Records from a data source
>>>

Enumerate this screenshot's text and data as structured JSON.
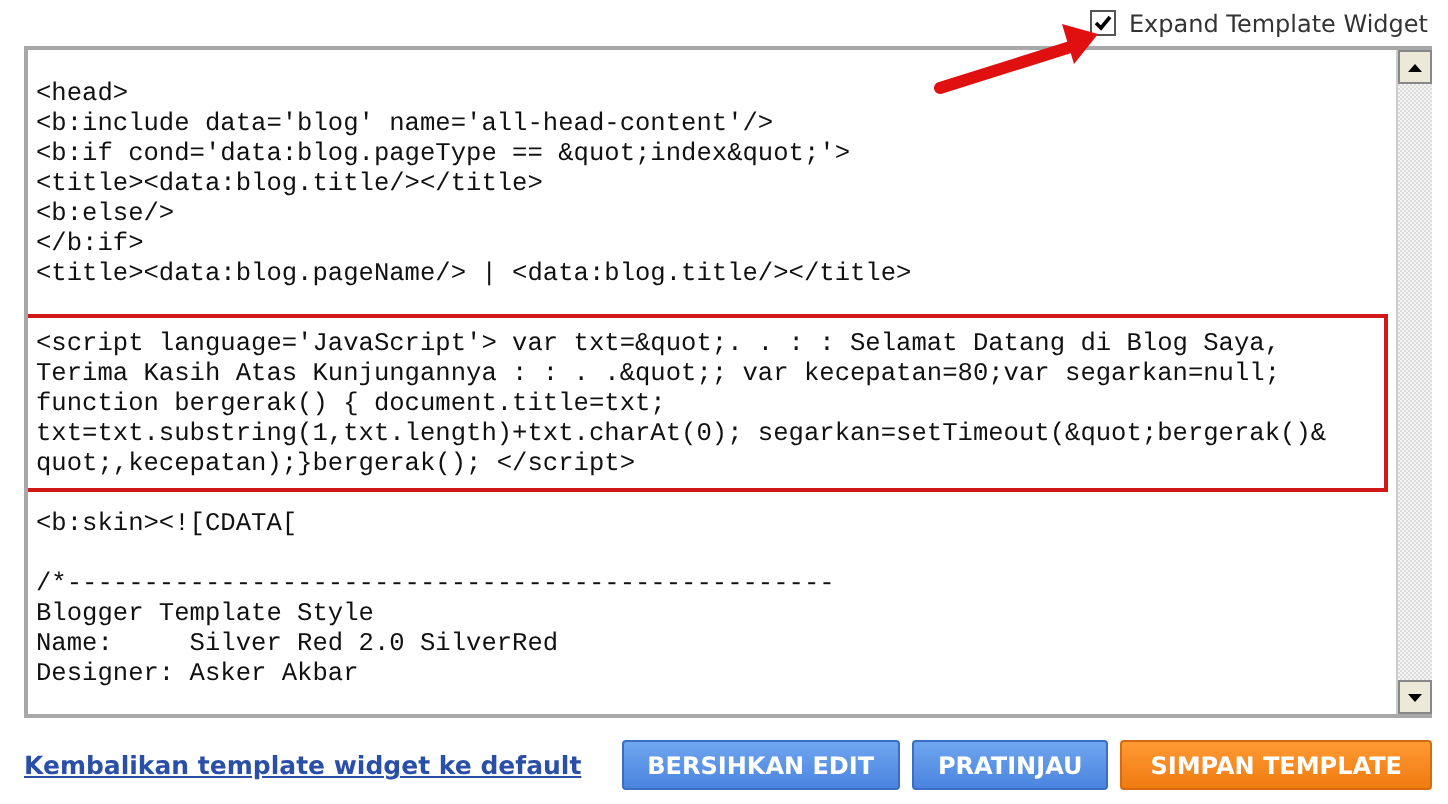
{
  "expand_widget": {
    "label": "Expand Template Widget",
    "checked": true
  },
  "editor": {
    "blocks": [
      {
        "highlighted": false,
        "lines": [
          "<head>",
          "<b:include data='blog' name='all-head-content'/>",
          "<b:if cond='data:blog.pageType == &quot;index&quot;'>",
          "<title><data:blog.title/></title>",
          "<b:else/>",
          "</b:if>",
          "<title><data:blog.pageName/> | <data:blog.title/></title>"
        ]
      },
      {
        "highlighted": true,
        "lines": [
          "<script language='JavaScript'> var txt=&quot;. . : : Selamat Datang di Blog Saya,",
          "Terima Kasih Atas Kunjungannya : : . .&quot;; var kecepatan=80;var segarkan=null;",
          "function bergerak() { document.title=txt;",
          "txt=txt.substring(1,txt.length)+txt.charAt(0); segarkan=setTimeout(&quot;bergerak()&",
          "quot;,kecepatan);}bergerak(); </script>"
        ]
      },
      {
        "highlighted": false,
        "lines": [
          "<b:skin><![CDATA["
        ]
      },
      {
        "highlighted": false,
        "lines": [
          "/*--------------------------------------------------",
          "Blogger Template Style",
          "Name:     Silver Red 2.0 SilverRed",
          "Designer: Asker Akbar"
        ]
      }
    ]
  },
  "reset_link": "Kembalikan template widget ke default",
  "buttons": [
    {
      "label": "BERSIHKAN EDIT",
      "kind": "secondary"
    },
    {
      "label": "PRATINJAU",
      "kind": "secondary"
    },
    {
      "label": "SIMPAN TEMPLATE",
      "kind": "primary"
    }
  ]
}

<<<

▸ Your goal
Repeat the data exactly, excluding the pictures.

▸ Answer to this exercise
Enumerate this screenshot's text and data as structured JSON.
{
  "expand_widget": {
    "label": "Expand Template Widget",
    "checked": true
  },
  "editor": {
    "blocks": [
      {
        "highlighted": false,
        "lines": [
          "<head>",
          "<b:include data='blog' name='all-head-content'/>",
          "<b:if cond='data:blog.pageType == &quot;index&quot;'>",
          "<title><data:blog.title/></title>",
          "<b:else/>",
          "</b:if>",
          "<title><data:blog.pageName/> | <data:blog.title/></title>"
        ]
      },
      {
        "highlighted": true,
        "lines": [
          "<script language='JavaScript'> var txt=&quot;. . : : Selamat Datang di Blog Saya,",
          "Terima Kasih Atas Kunjungannya : : . .&quot;; var kecepatan=80;var segarkan=null;",
          "function bergerak() { document.title=txt;",
          "txt=txt.substring(1,txt.length)+txt.charAt(0); segarkan=setTimeout(&quot;bergerak()&",
          "quot;,kecepatan);}bergerak(); </script>"
        ]
      },
      {
        "highlighted": false,
        "lines": [
          "<b:skin><![CDATA["
        ]
      },
      {
        "highlighted": false,
        "lines": [
          "/*--------------------------------------------------",
          "Blogger Template Style",
          "Name:     Silver Red 2.0 SilverRed",
          "Designer: Asker Akbar"
        ]
      }
    ]
  },
  "reset_link": "Kembalikan template widget ke default",
  "buttons": [
    {
      "label": "BERSIHKAN EDIT",
      "kind": "secondary"
    },
    {
      "label": "PRATINJAU",
      "kind": "secondary"
    },
    {
      "label": "SIMPAN TEMPLATE",
      "kind": "primary"
    }
  ]
}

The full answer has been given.